It’s interesting that I bring up the undying New York quartet, because the stylistic fluctuation undergone by them is almost comparable to what Currie offers on this one epic 50 minute album. The similarities to Sonic Youth end very much at discography size, because Joemus, or any of Currie’s work as Momus for that matter, is pretty far removed from fret-abusive arty noise rock. Rather, Joemus is an eclectic, quirk-infested mix of lavish lo-fi glitch and distorted vocals one would expect from a quintessential art indie recording.

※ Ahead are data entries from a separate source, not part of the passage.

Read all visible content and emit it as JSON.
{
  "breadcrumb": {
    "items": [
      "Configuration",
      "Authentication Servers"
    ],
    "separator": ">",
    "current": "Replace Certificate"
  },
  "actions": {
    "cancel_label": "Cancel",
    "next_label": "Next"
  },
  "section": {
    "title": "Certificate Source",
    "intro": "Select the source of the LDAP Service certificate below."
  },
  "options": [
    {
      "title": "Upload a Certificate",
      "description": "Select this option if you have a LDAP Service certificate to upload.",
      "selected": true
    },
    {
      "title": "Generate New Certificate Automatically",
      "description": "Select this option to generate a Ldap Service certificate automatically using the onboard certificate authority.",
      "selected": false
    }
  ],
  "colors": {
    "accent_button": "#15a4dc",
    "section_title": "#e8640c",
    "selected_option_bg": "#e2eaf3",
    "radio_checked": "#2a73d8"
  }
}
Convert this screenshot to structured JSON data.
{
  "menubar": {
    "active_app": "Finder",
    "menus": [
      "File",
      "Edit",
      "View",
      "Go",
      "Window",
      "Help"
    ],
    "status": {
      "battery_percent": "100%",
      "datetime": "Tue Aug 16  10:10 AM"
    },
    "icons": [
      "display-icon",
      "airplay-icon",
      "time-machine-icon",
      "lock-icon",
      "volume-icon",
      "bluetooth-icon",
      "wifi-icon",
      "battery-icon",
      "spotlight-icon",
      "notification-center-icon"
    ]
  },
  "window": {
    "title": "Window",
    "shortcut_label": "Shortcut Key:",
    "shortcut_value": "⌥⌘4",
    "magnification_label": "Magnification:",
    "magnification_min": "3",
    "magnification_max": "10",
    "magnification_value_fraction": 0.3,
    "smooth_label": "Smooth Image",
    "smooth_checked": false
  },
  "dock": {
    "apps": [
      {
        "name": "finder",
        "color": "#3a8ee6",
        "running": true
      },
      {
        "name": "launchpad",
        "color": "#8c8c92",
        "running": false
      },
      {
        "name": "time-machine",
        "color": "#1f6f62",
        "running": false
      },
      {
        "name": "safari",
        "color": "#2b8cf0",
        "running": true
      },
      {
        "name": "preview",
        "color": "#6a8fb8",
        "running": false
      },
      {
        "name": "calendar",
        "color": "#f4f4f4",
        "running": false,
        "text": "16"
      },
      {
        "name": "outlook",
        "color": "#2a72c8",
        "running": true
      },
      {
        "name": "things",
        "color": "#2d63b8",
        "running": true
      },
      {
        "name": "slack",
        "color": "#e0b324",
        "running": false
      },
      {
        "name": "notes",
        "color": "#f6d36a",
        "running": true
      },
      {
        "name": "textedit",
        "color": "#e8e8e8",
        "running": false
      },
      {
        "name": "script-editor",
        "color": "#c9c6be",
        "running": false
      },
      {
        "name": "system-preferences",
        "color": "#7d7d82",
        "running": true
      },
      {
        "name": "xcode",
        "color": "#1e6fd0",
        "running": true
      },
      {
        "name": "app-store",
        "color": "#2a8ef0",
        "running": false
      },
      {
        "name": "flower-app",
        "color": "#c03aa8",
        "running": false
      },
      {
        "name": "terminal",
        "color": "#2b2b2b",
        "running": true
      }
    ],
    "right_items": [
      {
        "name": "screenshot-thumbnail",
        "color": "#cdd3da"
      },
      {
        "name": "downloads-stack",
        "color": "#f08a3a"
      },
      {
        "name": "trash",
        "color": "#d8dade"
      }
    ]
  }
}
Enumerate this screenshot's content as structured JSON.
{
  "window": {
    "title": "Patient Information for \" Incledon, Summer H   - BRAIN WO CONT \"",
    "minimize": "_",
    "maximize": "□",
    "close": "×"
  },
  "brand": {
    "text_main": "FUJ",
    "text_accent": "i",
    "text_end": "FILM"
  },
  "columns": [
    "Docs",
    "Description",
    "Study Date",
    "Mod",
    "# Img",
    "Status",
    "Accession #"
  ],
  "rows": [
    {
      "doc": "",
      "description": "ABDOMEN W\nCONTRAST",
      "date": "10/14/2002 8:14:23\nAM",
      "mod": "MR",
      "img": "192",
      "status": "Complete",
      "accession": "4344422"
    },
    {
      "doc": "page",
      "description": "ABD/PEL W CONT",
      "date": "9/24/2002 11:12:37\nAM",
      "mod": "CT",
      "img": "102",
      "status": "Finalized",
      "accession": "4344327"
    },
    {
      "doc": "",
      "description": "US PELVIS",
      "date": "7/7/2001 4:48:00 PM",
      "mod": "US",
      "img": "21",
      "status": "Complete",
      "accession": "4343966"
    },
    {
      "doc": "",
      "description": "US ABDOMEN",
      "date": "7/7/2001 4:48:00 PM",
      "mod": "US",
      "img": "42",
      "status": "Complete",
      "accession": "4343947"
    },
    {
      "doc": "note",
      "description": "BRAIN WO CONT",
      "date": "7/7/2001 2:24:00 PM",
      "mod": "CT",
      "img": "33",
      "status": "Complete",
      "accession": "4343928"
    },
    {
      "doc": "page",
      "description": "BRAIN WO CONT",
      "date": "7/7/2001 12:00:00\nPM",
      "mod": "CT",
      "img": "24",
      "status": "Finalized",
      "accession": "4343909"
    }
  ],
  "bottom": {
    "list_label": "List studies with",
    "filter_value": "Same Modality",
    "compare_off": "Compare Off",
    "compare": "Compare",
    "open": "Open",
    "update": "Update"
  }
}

The vocals are a particularly versatile asset on this record. Currie ranges from combining a mock falsetto with cheese-scented harmonies of a previous era, to an urge tending towards the softness of a baby’s bottom and placed in true eclectic fashion within Howe’s jagged glitchy synth framework. Exceptions are taken in some cases including “Strewf!” and “Dracula” where Currie’s dips low into delicate near-whispery territory as he duets with a vocaliser.

Without divulging the full tracklisting, Currie stitches together quite a heterogeneous potpourri. A healthy chunk of Joemus is directed as fun clusters of beats, melodies, samples and lyricism, such as catchy numbers “Mr. Proctor” and “Jahwise Hammer of the Babylon King,” while firmly balanced by anomalies the poignant “The Next Time,” sounding like it belongs on a Parisian-based Disney film, or “Ichabod Crane,” a cute reference to a very particular episode of Frasier that itself is less innocent than its reference and is instead a sample which I can only discern is the Fight Club opening theme with words.

Joemus takes the orientation of its pop-influenced matter in direct contrast to the unconventional indie roots of its structure and composition. Currie offers up a mixed bag of tunes all united by the same silly but endearing sentimentality. At fifteen tracks, all of rough pop song duration, the subject matter does get a tad exhausting at the end, but Joemus is still certainly a curious and interesting listen.